Notes on a Mother’s Books

Notes on a Mother’s Books by Anisa Threlkeld, Literary Intern

In Notes on My Mother’s Decline, Andy Bragen chronicles the many things his mother loved: the theatre, her many dear, long-term friends, her cigarettes, Scrabble, good southern cooking and, of course, her son. She also loved books. As he describes in the play, Andy’s family was a family of words. To his mother, language was everything. Andy’s childhood home was full of bookshelves, from his mother’s bedroom to the foyer.

In a TDF article entitled “Notes on My Mother’s Theater Going,” Andy wrote that books were his mother’s refuge, the place where she could dream of other lives.

Books are a special kind of gift, because their pages are timeless; they live on longer than any of us and co-mingle with the reader’s imagination. And so it is no wonder that Andy remembers his mother’s love for them.

What did this woman, so well-read and curious, read? We asked Andy for a list of his mother’s favorite books, and this is what he told us:

“She read so much; really did have a house full of books.

She loved ‘trashy mysteries,’ so that could include a whole bunch of stuff, ranging from Martha Grimes to Dorothy Sayers, to Sue Grafton and much, much more.

She read a lot of everything.

Orhan Pamuk she loved.

Recently, that book Olive Kitteridge spoke to her, much more than it did to me, or to [my wife].

A.S. Byatt.

Southern lit (she loved it all of her life, though I don’t know if she was rereading it later).

Faulkner, for sure. McCullers. Welty. O’Connor.

Larry McMurtry. (She had his books – I discovered them on her shelves as a kid.)

Naguib Mahfouz.

Greek myths. Mary Renault, perhaps?

Eats, Shoots & Leaves, that grammar book.

I’m forgetting a lot, for sure, and not doing her justice. She was an omnivore.”

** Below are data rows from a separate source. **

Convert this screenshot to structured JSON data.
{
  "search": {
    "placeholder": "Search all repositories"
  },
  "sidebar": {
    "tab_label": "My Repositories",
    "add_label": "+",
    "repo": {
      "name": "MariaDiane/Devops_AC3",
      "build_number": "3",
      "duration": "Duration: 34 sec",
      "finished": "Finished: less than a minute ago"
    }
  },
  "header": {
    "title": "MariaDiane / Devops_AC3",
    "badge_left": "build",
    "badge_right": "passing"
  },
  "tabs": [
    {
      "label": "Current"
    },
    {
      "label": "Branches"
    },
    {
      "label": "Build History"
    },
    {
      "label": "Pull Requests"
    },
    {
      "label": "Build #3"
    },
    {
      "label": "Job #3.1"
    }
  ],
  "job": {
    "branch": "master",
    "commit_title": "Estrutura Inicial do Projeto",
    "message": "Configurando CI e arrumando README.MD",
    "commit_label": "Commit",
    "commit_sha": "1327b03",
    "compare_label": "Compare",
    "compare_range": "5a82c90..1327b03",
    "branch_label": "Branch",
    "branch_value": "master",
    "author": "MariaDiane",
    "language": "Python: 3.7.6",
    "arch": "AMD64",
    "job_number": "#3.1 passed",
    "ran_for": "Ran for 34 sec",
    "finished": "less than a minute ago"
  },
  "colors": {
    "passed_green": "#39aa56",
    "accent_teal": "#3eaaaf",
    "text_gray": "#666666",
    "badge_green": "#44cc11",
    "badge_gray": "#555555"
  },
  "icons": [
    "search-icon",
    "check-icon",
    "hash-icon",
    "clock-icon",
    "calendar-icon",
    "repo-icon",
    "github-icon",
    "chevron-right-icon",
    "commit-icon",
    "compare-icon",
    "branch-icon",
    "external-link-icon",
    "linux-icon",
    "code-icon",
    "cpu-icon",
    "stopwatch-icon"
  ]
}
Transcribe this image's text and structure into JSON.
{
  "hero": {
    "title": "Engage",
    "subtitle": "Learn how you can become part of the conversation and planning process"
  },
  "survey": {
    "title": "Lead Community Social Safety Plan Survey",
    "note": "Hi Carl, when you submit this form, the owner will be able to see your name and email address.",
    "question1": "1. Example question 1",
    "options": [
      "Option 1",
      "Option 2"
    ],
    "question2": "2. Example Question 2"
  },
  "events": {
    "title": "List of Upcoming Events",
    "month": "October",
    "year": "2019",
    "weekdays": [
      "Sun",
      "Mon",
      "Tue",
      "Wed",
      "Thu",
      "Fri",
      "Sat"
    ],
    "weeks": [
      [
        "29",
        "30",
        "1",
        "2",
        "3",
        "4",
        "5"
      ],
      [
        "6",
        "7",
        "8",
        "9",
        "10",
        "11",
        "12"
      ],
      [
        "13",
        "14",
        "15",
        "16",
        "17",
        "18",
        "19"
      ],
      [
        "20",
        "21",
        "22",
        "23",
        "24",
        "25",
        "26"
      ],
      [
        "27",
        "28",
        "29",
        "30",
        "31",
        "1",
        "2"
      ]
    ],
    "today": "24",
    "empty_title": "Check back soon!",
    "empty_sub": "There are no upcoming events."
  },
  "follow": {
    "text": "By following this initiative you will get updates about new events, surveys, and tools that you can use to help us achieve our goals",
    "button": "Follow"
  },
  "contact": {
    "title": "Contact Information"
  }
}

Parents give many things to their children–sometimes a love for what the parent themself loved. For Andy, it was words. What did you inherit from your family?